National Industrial Recovery Act (NRA). This law was passed by Congress in 1933 and granted the President permission to regulate some industries to prevent inflation and stimulate the economy. It was found to be unconstitutional by the Supreme Court in the case Schechter Poultry Corp. v. United States, which brought an end to the NRA. This act is widely considered a failure and—as evidenced by the continued depression in Maycomb—did little to relieve the poverty there.
Works Progress Administration (WPA). One of the most significant facets of the New Deal made by President Franklin D. Roosevelt in an effort to pull the country out of the Great Depression.

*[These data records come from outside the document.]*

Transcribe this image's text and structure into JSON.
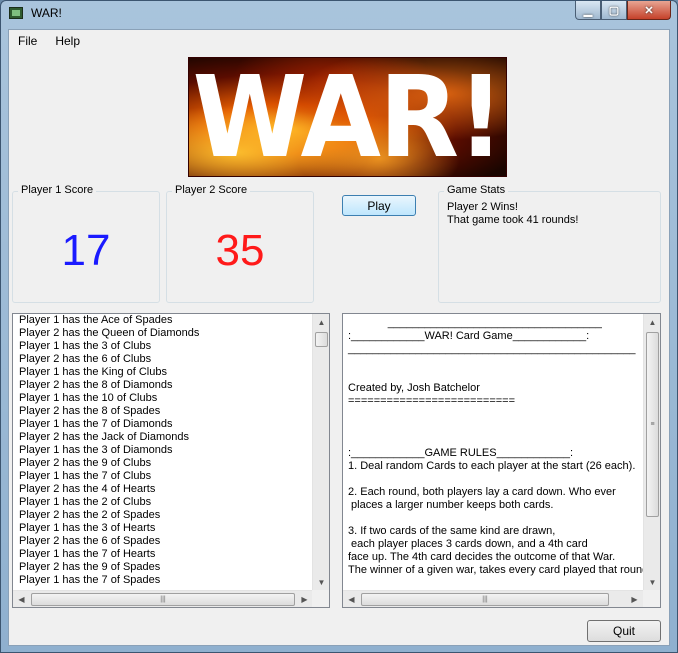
{
  "window": {
    "title": "WAR!",
    "minimize": "▁",
    "maximize": "▢",
    "close": "✕"
  },
  "menu": {
    "items": [
      "File",
      "Help"
    ]
  },
  "banner": {
    "text": "WAR!"
  },
  "player1": {
    "label": "Player 1 Score",
    "score": "17",
    "color": "#1a1aff"
  },
  "player2": {
    "label": "Player 2 Score",
    "score": "35",
    "color": "#ff1a1a"
  },
  "play_button": "Play",
  "stats": {
    "label": "Game Stats",
    "lines": [
      "Player 2 Wins!",
      "That game took 41 rounds!"
    ]
  },
  "log": [
    "Player 1 has the Ace of Spades",
    "Player 2 has the Queen of Diamonds",
    "Player 1 has the 3 of Clubs",
    "Player 2 has the 6 of Clubs",
    "Player 1 has the King of Clubs",
    "Player 2 has the 8 of Diamonds",
    "Player 1 has the 10 of Clubs",
    "Player 2 has the 8 of Spades",
    "Player 1 has the 7 of Diamonds",
    "Player 2 has the Jack of Diamonds",
    "Player 1 has the 3 of Diamonds",
    "Player 2 has the 9 of Clubs",
    "Player 1 has the 7 of Clubs",
    "Player 2 has the 4 of Hearts",
    "Player 1 has the 2 of Clubs",
    "Player 2 has the 2 of Spades",
    "Player 1 has the 3 of Hearts",
    "Player 2 has the 6 of Spades",
    "Player 1 has the 7 of Hearts",
    "Player 2 has the 9 of Spades",
    "Player 1 has the 7 of Spades"
  ],
  "rules_text": [
    "             ___________________________________",
    ":____________WAR! Card Game____________:",
    "_______________________________________________",
    "",
    "",
    "Created by, Josh Batchelor",
    "==========================",
    "",
    "",
    "",
    ":____________GAME RULES____________:",
    "1. Deal random Cards to each player at the start (26 each).",
    "",
    "2. Each round, both players lay a card down. Who ever",
    " places a larger number keeps both cards.",
    "",
    "3. If two cards of the same kind are drawn,",
    " each player places 3 cards down, and a 4th card",
    "face up. The 4th card decides the outcome of that War.",
    "The winner of a given war, takes every card played that round"
  ],
  "quit_button": "Quit"
}
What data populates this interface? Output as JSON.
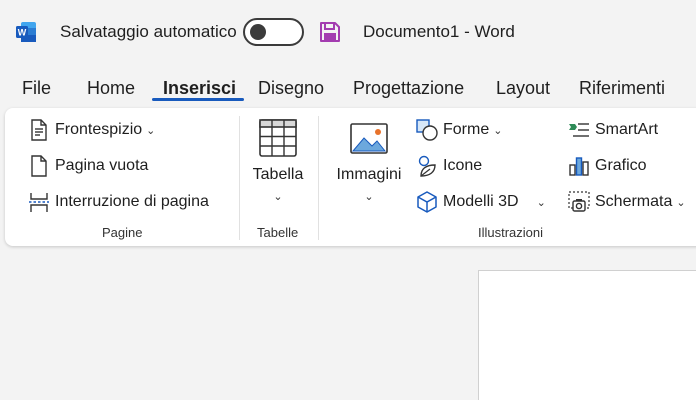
{
  "titlebar": {
    "autosave_label": "Salvataggio automatico",
    "autosave_on": false,
    "doc_title": "Documento1  -  Word"
  },
  "tabs": [
    {
      "label": "File"
    },
    {
      "label": "Home"
    },
    {
      "label": "Inserisci",
      "active": true
    },
    {
      "label": "Disegno"
    },
    {
      "label": "Progettazione"
    },
    {
      "label": "Layout"
    },
    {
      "label": "Riferimenti"
    }
  ],
  "ribbon": {
    "pagine": {
      "frontespizio": "Frontespizio",
      "pagina_vuota": "Pagina vuota",
      "interruzione": "Interruzione di pagina",
      "label": "Pagine"
    },
    "tabelle": {
      "tabella": "Tabella",
      "label": "Tabelle"
    },
    "illustrazioni": {
      "immagini": "Immagini",
      "forme": "Forme",
      "icone": "Icone",
      "modelli3d": "Modelli 3D",
      "smartart": "SmartArt",
      "grafico": "Grafico",
      "schermata": "Schermata",
      "label": "Illustrazioni"
    }
  },
  "colors": {
    "accent": "#185abd",
    "word_blue": "#185abd",
    "save_purple": "#a33cb0"
  }
}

It provided funding for the creation of public buildings and utilities and employed musicians, artists, and skilled laborers in an attempt to revitalize the economy. Ewell gets a job working for the WPA in an undisclosed capacity, but quickly loses the job because of his laziness and alcoholism.
Bob Ewell vs. Everyone. In the wake of Tom Robinson's trial, everyone in Maycomb understands that he and Mayella lied on that stand and that Tom died for no reason other than Ewell wanted to be thought of as a racist hero. When this backfires he becomes bitter, lashing out at all of the characters who embarrassed him at the trial or are associated with it. Atticus says Ewell is just blowing off steam, but as we'll see in the following chapter, he's wrong.
Aunt Alexandra's fear that Ewell will exact his revenge serves as foreshadowing of his attack on Jem and Scout in Chapter 28.
Aunt Alexandra uses the idiom "somebody just walked over my grave" to mean that she has had a premonition of something bad happening.
One example of this would be Ewell telling Link Deas not to look at him "like [he] was dirt."
Change. This chapter marks an important shift in Maycomb: its citizens go from being more or less united against Tom to being completely united against Ewell, whom they hold in disdain. In Link Deas's response to Ewell's harassment of Helen Robinson, we can see that many characters in Maycomb (in fact, a majority of those Scout elects to spend time with) are against racism and segregation in its various forms. Though most of the changes in Maycomb are slight, this one will eventually go on to spark radical social change in the South.
Law. Thus far in the novel, there haven't been many allusions to specific laws, with the one exception of Jem and Atticus's discussion of the rape statute, which made rape a capital offense in Alabama at that time. In this chapter, Lee refers directly to laws and organizations that provide some order to Maycomb and are a benefit to the community (particularly to Helen Robinson, who for once is afforded the same rights as a white woman when Link Deas threatens to invoke the Ladies' Law against Ewell).
Revenge. Aunt Alexandra is right when she says Ewell is the kind to hold a grudge. To him, revenge is less about getting back at people who have wronged him than about healing his wounded pride. If he were, for instance, allowed to stalk Helen, then he would be able to assert his dominance and, in so doing, restore his social status as a white male (with all its associated privileges). Instead, he's reduced to the "dirt" he is and lashes out because of it.